Your task
Line by line, return the listing exactly, without any of the images.
[Dataset entries — start]
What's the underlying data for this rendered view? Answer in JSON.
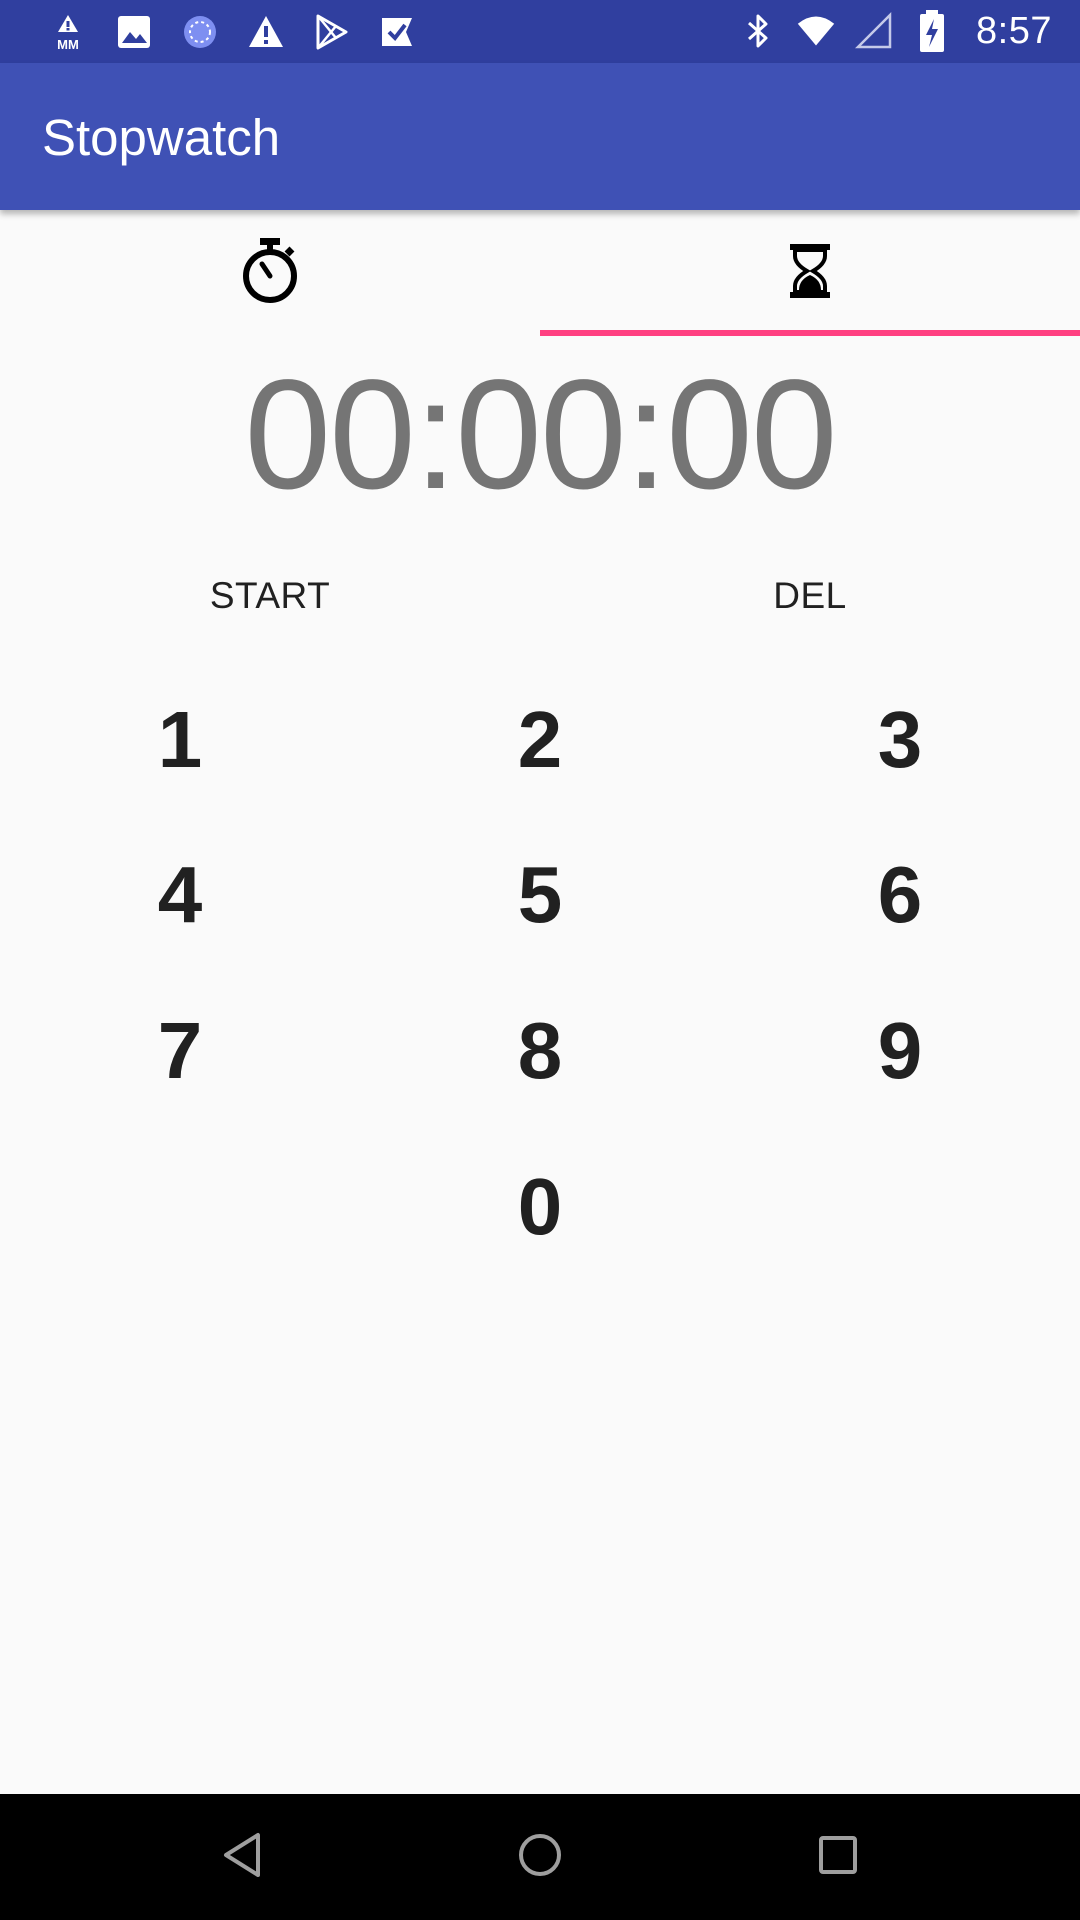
{
  "status_bar": {
    "left_icons": [
      "mm-warning-icon",
      "image-icon",
      "sync-circle-icon",
      "warning-icon",
      "play-store-icon",
      "check-flag-icon"
    ],
    "right_icons": [
      "bluetooth-icon",
      "wifi-icon",
      "signal-icon",
      "battery-charging-icon"
    ],
    "time": "8:57",
    "background": "#303F9F"
  },
  "app_bar": {
    "title": "Stopwatch",
    "background": "#3F51B5"
  },
  "tabs": {
    "items": [
      {
        "icon": "stopwatch-icon",
        "selected": false
      },
      {
        "icon": "hourglass-icon",
        "selected": true
      }
    ],
    "indicator_color": "#FF4081"
  },
  "timer": {
    "display": "00:00:00"
  },
  "actions": {
    "start_label": "START",
    "del_label": "DEL"
  },
  "keypad": {
    "keys": [
      "1",
      "2",
      "3",
      "4",
      "5",
      "6",
      "7",
      "8",
      "9",
      "0"
    ]
  },
  "nav_bar": {
    "buttons": [
      "back-icon",
      "home-icon",
      "recents-icon"
    ]
  }
}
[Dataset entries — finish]
Answer space
What's the underlying data for this rendered view? Answer in JSON.
{
  "status_bar": {
    "left_icons": [
      "mm-warning-icon",
      "image-icon",
      "sync-circle-icon",
      "warning-icon",
      "play-store-icon",
      "check-flag-icon"
    ],
    "right_icons": [
      "bluetooth-icon",
      "wifi-icon",
      "signal-icon",
      "battery-charging-icon"
    ],
    "time": "8:57",
    "background": "#303F9F"
  },
  "app_bar": {
    "title": "Stopwatch",
    "background": "#3F51B5"
  },
  "tabs": {
    "items": [
      {
        "icon": "stopwatch-icon",
        "selected": false
      },
      {
        "icon": "hourglass-icon",
        "selected": true
      }
    ],
    "indicator_color": "#FF4081"
  },
  "timer": {
    "display": "00:00:00"
  },
  "actions": {
    "start_label": "START",
    "del_label": "DEL"
  },
  "keypad": {
    "keys": [
      "1",
      "2",
      "3",
      "4",
      "5",
      "6",
      "7",
      "8",
      "9",
      "0"
    ]
  },
  "nav_bar": {
    "buttons": [
      "back-icon",
      "home-icon",
      "recents-icon"
    ]
  }
}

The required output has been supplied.